▸ **TASK ITEM**
In the entries below, find every line with "kind" and copy it.

- - - -

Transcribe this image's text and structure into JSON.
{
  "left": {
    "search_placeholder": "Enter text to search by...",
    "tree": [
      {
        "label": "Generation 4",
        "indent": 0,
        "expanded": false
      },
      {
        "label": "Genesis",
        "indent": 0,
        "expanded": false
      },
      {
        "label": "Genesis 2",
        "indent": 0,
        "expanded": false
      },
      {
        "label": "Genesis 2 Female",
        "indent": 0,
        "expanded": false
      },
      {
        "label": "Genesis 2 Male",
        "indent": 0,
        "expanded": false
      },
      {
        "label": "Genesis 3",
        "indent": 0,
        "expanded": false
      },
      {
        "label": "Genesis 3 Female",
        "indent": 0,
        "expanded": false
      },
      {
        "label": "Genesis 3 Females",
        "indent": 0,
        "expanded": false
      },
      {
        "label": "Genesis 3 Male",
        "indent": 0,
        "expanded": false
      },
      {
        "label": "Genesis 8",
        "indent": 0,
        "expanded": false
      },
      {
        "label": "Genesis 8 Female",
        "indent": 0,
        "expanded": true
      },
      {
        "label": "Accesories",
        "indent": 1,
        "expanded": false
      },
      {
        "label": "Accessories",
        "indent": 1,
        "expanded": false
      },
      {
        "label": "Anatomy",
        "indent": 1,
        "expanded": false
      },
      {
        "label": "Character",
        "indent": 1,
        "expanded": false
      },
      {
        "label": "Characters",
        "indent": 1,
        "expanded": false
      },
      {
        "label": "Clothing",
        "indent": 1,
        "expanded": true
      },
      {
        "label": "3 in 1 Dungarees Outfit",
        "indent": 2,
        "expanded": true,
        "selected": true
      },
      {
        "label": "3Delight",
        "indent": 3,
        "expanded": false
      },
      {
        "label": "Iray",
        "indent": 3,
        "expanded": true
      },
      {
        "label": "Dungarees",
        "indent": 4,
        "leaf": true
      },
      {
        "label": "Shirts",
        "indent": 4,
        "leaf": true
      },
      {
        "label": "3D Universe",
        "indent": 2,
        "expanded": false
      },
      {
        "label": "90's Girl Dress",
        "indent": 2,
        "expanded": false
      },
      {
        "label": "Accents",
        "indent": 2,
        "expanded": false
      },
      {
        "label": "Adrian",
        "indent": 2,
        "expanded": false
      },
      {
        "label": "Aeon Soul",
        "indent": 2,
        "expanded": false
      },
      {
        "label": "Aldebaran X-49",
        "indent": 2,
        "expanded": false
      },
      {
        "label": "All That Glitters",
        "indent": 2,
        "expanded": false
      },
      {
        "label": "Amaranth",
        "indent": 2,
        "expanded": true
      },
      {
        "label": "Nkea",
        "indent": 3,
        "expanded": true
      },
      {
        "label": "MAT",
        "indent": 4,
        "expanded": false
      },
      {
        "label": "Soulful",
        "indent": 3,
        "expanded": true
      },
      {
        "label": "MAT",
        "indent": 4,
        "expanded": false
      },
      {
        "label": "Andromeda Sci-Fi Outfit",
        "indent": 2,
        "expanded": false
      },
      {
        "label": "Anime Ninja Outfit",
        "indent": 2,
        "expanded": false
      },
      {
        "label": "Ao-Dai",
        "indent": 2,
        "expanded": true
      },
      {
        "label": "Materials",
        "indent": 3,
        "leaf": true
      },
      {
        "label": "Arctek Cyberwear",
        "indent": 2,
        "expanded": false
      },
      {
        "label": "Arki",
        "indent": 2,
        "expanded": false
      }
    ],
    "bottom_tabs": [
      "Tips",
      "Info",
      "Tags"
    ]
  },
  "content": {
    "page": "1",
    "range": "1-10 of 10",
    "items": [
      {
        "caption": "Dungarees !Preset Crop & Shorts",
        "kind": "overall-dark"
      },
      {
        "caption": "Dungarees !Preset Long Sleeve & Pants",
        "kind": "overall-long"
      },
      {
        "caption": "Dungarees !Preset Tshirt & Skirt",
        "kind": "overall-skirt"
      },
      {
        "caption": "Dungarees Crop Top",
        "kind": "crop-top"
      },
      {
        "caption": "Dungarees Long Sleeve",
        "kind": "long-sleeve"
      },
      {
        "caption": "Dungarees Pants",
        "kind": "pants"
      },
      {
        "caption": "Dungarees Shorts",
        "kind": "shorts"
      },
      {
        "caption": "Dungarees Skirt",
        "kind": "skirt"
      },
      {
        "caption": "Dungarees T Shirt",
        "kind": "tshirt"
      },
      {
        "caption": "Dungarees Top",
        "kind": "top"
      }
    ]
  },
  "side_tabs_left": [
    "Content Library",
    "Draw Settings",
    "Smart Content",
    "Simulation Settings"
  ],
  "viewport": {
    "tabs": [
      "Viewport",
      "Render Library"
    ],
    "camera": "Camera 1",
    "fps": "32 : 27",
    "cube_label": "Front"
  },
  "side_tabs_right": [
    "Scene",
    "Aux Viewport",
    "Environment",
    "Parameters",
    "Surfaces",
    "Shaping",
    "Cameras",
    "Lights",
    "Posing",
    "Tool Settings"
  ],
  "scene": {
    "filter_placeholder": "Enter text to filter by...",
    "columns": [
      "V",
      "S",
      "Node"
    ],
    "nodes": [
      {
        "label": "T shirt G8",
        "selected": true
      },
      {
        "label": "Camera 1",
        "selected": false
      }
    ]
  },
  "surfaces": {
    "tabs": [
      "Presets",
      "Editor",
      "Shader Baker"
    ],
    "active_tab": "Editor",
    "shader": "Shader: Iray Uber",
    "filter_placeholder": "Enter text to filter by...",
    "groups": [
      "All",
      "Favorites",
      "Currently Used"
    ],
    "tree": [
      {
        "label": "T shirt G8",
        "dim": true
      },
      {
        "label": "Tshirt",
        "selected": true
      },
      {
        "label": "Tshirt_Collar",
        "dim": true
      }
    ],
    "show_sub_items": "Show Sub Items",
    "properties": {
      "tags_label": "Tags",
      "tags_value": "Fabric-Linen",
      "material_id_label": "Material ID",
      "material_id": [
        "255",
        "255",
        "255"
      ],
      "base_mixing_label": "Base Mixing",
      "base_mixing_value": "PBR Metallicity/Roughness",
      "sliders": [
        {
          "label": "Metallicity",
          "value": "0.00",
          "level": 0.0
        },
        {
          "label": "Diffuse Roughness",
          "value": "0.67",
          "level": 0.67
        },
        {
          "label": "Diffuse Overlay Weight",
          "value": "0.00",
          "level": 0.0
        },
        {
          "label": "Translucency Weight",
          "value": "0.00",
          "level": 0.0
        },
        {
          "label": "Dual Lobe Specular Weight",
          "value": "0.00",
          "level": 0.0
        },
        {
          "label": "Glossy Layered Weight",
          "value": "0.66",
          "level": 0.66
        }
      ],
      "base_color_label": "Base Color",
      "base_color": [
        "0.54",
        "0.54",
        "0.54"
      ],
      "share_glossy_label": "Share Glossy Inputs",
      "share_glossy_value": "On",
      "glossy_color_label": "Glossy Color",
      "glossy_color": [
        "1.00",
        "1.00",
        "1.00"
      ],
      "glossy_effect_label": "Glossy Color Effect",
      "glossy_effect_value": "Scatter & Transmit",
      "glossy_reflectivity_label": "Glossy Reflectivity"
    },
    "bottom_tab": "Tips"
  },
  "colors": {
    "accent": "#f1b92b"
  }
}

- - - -

▸ **EXERCISE OUTPUT**
        "kind": "overall-dark"
        "kind": "overall-long"
        "kind": "overall-skirt"
        "kind": "crop-top"
        "kind": "long-sleeve"
        "kind": "pants"
        "kind": "shorts"
        "kind": "skirt"
        "kind": "tshirt"
        "kind": "top"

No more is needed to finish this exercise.